Where are SIP and IMS likely to appear first?
In fact, most IMS is used by fixed network operators today. Many of the long distance calls made today are already processed using SIP somewhere along the connection. Several VoIP providers, such as Vonage are SIP based network operators.
The major equipment vendors such as Ericsson, Alcatel-Lucent and Nokia-Siemens Networks are leading vendors of IMS solutions and jointly claim hundreds of contracts. The IMS standard has also been adopted by Cable network operators who are using it to deliver business and residential telephone services.
4G may be the first step to IMS for Mobile Network Operators
In the mobile world, North American CDMA operators such as Verizon Wireless have been very enthusiastic about IMS, and have selected Nokia-Siemens Networks as their IMS supplier as part of their 4G LTE network due to go live in 2010. There are a number of good reasons for this, including:
- CDMA operators have to make a change to their core network technology when they deploy LTE – CDMA core networks won’t support it. Therefore, why not jump direct to the latest and long term solution.
- LTE provides a fast and low latency radio access network that is a good access technology for VoIP
- IMS can be used for both fixed and wireline connections
- IMS will provide a wider range of services
- IMS can manage data traffic prioritisation extensively including differential billing
Softbank Japan – a combined wireline broadband and mobile operator - is also using SIP/IMS in its network.
How will today’s operators migrate to IMS?
At first glance, IMS changes many parts of a mobile network. The Mobile Switching Centre (MSC) which is the switch control function that sets up calls is replaced by a SIP Server that performs a similar function. These servers may combine several functional elements from the SIP standards including CSCF (Call State Control Function – the core switching capability) and the Application Servers. Initially, interconnection with other networks will be via media gateways. In the future, where multiple IMS networks are interconnected, they will only require a Session Border Gateway – radically simplifying the interconnection and costs involved. The Home Location Register (HLR), a database that keeps track of where all subscribers are at any time is extended to become a Home Subscriber Store (HSS) that also performs the same functions but is also accessible via IP.
Those supplementary services that we all use, such as voicemail and text messaging have to be accessible from both old and new network technologies depending on how we are connected to the network.
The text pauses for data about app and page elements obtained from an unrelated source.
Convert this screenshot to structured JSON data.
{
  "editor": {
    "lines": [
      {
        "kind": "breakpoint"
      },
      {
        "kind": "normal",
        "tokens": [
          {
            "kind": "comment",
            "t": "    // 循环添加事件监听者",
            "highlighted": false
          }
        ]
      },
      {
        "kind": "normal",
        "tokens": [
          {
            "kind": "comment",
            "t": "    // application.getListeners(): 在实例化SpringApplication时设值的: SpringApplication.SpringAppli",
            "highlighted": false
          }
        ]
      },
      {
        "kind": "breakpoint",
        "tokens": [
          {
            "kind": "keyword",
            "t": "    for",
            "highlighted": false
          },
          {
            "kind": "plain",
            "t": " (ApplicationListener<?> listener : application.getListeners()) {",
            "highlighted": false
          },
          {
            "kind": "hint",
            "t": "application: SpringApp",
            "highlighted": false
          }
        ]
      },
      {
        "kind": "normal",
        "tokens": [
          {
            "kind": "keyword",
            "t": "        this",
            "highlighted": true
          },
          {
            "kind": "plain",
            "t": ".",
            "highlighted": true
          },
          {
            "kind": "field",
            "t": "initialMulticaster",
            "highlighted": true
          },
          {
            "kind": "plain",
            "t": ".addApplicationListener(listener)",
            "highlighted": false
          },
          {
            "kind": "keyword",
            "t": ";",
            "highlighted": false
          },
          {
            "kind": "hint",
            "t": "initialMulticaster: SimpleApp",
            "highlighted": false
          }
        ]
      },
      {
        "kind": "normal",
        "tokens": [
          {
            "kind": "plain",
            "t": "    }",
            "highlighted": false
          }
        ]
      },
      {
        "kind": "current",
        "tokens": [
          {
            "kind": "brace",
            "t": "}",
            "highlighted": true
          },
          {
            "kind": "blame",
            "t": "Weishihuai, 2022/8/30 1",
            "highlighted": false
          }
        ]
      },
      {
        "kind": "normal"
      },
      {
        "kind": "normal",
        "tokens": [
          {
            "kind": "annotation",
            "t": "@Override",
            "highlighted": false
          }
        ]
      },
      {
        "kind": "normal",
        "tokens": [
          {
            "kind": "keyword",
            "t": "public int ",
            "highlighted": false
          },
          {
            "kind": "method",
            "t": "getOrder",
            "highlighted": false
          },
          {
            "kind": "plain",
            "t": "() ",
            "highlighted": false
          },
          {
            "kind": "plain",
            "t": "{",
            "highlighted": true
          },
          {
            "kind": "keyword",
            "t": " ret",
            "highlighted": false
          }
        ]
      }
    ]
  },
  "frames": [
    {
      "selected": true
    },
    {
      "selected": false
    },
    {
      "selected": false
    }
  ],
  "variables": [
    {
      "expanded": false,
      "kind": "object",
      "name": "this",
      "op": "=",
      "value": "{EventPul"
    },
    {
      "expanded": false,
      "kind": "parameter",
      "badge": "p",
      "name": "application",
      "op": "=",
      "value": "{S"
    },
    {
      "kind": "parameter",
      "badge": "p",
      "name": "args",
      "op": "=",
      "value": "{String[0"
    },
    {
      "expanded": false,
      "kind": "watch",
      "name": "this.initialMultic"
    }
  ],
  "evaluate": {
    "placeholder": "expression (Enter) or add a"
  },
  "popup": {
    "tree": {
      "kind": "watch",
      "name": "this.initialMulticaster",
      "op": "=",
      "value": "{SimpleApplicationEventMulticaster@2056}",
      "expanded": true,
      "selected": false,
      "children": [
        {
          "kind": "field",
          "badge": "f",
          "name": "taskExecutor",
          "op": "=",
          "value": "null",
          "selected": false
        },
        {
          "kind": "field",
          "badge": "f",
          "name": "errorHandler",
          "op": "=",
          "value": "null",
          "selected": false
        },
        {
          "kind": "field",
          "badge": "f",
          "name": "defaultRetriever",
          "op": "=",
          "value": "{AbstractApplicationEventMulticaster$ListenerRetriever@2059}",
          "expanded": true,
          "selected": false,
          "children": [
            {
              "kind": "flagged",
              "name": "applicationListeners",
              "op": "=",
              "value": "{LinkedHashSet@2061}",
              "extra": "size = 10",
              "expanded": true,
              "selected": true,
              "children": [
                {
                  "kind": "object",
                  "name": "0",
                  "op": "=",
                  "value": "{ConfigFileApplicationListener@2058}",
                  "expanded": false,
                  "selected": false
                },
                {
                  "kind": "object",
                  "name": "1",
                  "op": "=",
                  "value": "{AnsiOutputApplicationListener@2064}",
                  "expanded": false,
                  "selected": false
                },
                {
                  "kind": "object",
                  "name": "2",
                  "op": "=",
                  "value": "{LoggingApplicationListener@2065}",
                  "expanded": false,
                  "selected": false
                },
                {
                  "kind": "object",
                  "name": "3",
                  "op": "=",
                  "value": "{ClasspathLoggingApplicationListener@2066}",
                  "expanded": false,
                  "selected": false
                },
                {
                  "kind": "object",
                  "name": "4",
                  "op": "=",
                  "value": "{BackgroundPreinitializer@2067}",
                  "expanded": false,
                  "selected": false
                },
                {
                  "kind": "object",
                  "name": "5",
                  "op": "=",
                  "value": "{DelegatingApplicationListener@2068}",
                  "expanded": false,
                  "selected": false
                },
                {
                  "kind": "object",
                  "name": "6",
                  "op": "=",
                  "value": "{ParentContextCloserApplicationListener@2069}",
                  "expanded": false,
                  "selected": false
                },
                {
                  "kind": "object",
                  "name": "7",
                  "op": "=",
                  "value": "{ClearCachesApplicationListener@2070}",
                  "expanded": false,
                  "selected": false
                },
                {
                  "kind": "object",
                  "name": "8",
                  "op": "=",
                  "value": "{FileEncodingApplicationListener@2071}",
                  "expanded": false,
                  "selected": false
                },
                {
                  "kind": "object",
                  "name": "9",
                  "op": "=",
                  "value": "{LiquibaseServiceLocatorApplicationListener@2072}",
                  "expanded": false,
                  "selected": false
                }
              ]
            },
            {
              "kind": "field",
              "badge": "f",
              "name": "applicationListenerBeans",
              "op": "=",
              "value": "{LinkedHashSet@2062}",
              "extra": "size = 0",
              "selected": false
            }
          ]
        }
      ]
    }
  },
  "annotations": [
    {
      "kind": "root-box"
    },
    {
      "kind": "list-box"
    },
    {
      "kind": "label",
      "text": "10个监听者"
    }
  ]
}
There are several vendors offering application servers to bridge this gap – these are also known as convergence servers and emulate or convert the signalling between IMS and existing 3G network protocols and services.
At the time IMS was first conceived, existing 2G mobile networks were controlled by early designs of MSCs which themselves were based on existing ISDN landline switches. Over time, these monoliths have been transformed into separate MSC Servers (which handle all the control processing) and MSC gateways (which handle all the bearer traffic). Instead of being connected by circuit switched transmission, many long distance connections already use VoIP and other packet technologies. Therefore, some of the original benefits of switching to IMS have already been realised in today’s architectures.
Some argue to retain the existing core network
A lobby group are arguing to retain the current GSM model of call control instead of switching to IMS. Their target is the way in which voice is handled for the new 4G LTE networks, which had up to now assumed would use IMS. Adopting a technology developed to extend GSM mobile phone service over WiFi, called GAN (Generic Access Network) and also known under the term UMA (Universal Mobile Access), this approach would conserve existing voice services over the 4G network – simplifying the migration for current 3G UMTS operators and limiting their investment.
This group initiative is called VoLGA Forum (Voice over LTE Generic Access) and includes major vendors including Alcatel-Lucent, Ericsson and Huawei as well as operator T-Mobile. The Stage 1 specifications are published on their website. This option is available to GSM operators, but does not apply to CDMA operators who are all committed to IMS.